Joe Barron said...

Setting only two verses makes sense musically, since the tempo is slow, and the third verse would undercut climax on the words "Oh God!" The two verses by themselves are nicely symmetrical, one presenting the image of the little girl, and the other comparing the love of God to the love of the parent. The composer is showing better judgment here than the poet did, I think.

Ives occasionally excerpted verses for his songs, rather than including entire poems. His "Children's Hour," for example, sets only the first few lines of the Longfellow poem, and for the final repeat, uses only fragments of the first four lines, which gives the ending a broken, dreamlike quality.
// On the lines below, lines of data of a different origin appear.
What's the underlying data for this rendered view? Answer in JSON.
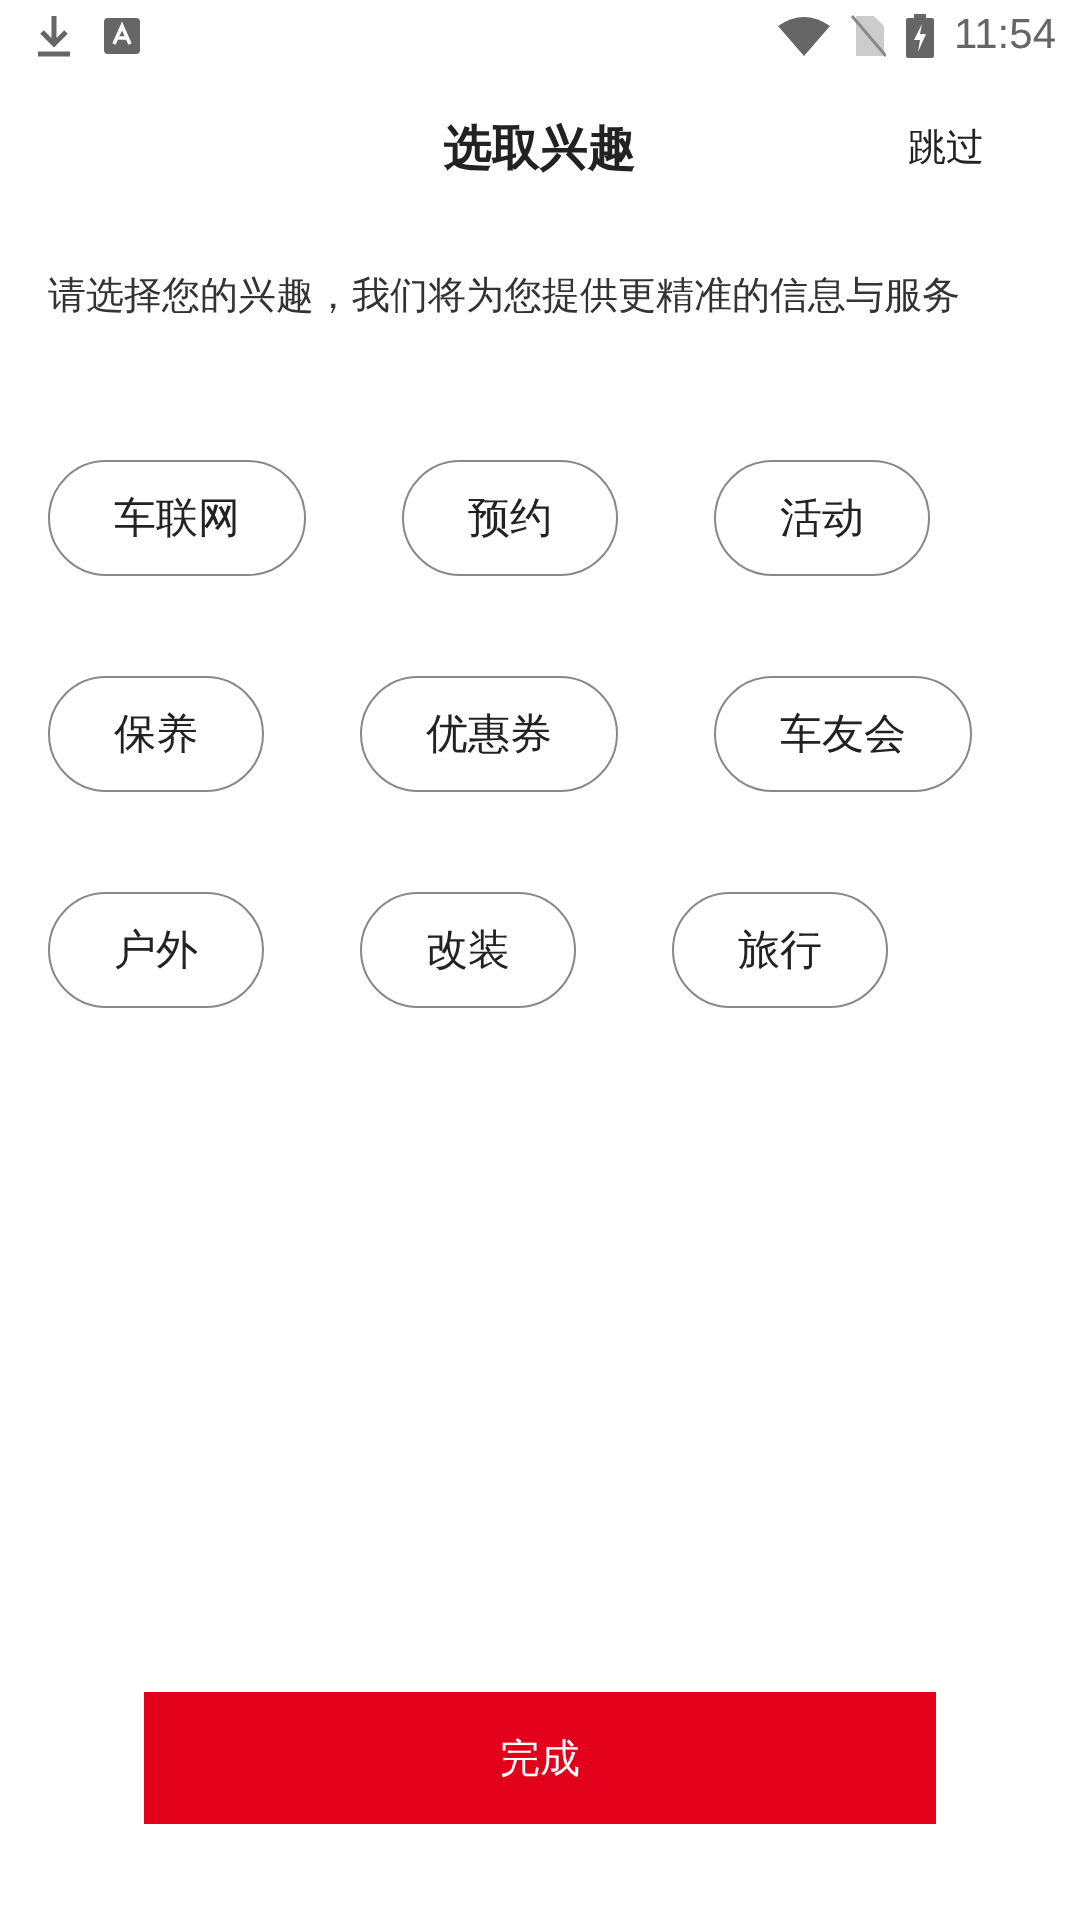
{
  "status_bar": {
    "time": "11:54"
  },
  "header": {
    "title": "选取兴趣",
    "skip": "跳过"
  },
  "description": "请选择您的兴趣，我们将为您提供更精准的信息与服务",
  "interest_rows": [
    [
      {
        "label": "车联网",
        "selected": false
      },
      {
        "label": "预约",
        "selected": false
      },
      {
        "label": "活动",
        "selected": false
      }
    ],
    [
      {
        "label": "保养",
        "selected": false
      },
      {
        "label": "优惠券",
        "selected": false
      },
      {
        "label": "车友会",
        "selected": false
      }
    ],
    [
      {
        "label": "户外",
        "selected": false
      },
      {
        "label": "改装",
        "selected": false
      },
      {
        "label": "旅行",
        "selected": false
      }
    ]
  ],
  "done_button": "完成"
}
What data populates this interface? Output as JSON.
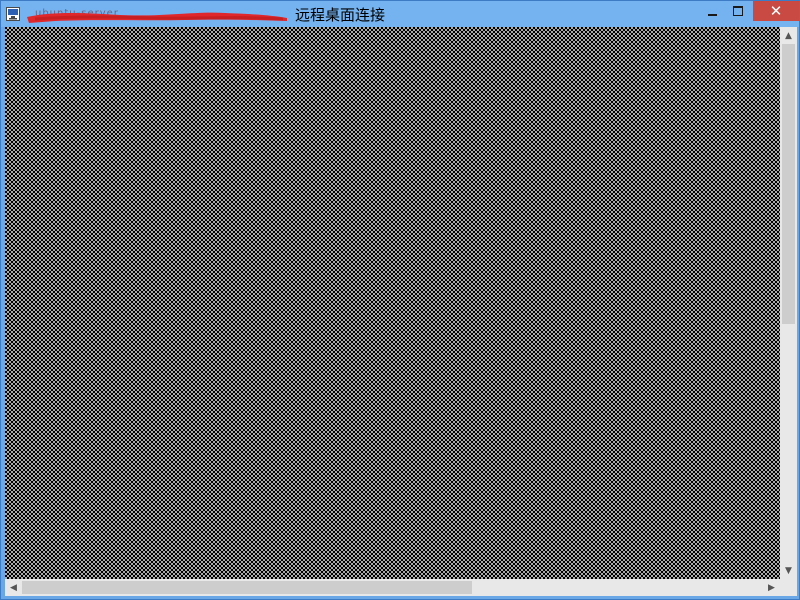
{
  "window": {
    "title": "远程桌面连接",
    "redacted_title_fragment": "ubuntu-server",
    "controls": {
      "minimize": "minimize",
      "maximize": "maximize",
      "close": "close"
    }
  },
  "icons": {
    "app": "remote-desktop-icon",
    "minimize": "minimize-icon",
    "maximize": "maximize-icon",
    "close": "close-icon",
    "scroll_up": "chevron-up-icon",
    "scroll_down": "chevron-down-icon",
    "scroll_left": "chevron-left-icon",
    "scroll_right": "chevron-right-icon"
  },
  "glyphs": {
    "close": "✕",
    "scroll_up": "▲",
    "scroll_down": "▼",
    "scroll_left": "◀",
    "scroll_right": "▶"
  },
  "colors": {
    "titlebar": "#74b3f0",
    "close_button": "#c94a43",
    "redaction": "#e0272b",
    "desktop_dither_light": "#aaaaaa",
    "desktop_dither_dark": "#000000"
  },
  "scroll": {
    "vertical_position": 0.0,
    "horizontal_position": 0.0
  }
}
Cal said...

You may be right about "Oh, God." They are practically the only words in the poem that Ives outright replaced, the originals being "Dear Lord."

I am less convinced by the slow tempo explanation. I can think of no reason why a slow song should also be short, or shorter than it might have been.

I still like concreteness and brevity. Lines 2-3 of the third stanza are too elusive for lyrics. Unfortunately line 1 is my favorite of the whole poem; it would have been nice to have heard it sung. And I still think the title is left hanging without the last two lines of the poem, though Ives might have said, "So go read the poem," which, of course, is exactly what I did.

I think the song is brief because Ives wanted the overall experience of it to be ephemeral. He didn't want us to settle in on the melody and anticipate it the third time around. Repeat once to a climax, then sign off. (Or sing off, which is what I initially mistyped.)

Joe Barron said...

I think a third, literal repeat of the complete melody, as short as it is, would be a drag, and Ives proabably realized it. Think of the opening of Beethoven's Fifth: two iteratons of the four-note motif is a knockout. Three would be too much. And that's only four notes.

Listen to the song "Walt Whitman," which is one of his finest: it uses only a piece of Song of Myself.

Joe Barron said...

Looking at at it again, I notice that in addition to changing the words "Dear Lord" to "Oh God," Ives switched the word order. In the poem, the line reads, "And only when our hands we lay, Dear Lord, in Thine, the night is day." Ives changed it to "And only when our hands we lay in Thine, Oh God! the night is day." Another liberty, but just about demanded by the musical phrase.

Cal said...

" . . . the song 'Walt Whitman' . . . uses only a piece of Song of Myself."

I'll say. It uses five lines out of 1346. That makes leaving out one short stanza of the Whittier poem seem pretty trivial. I am humbled.

I'm going to have to get over the brevity issue, too. Those five lines go by in a flash in the Ives song. This is ever shorter than ephemeral, it's truncated.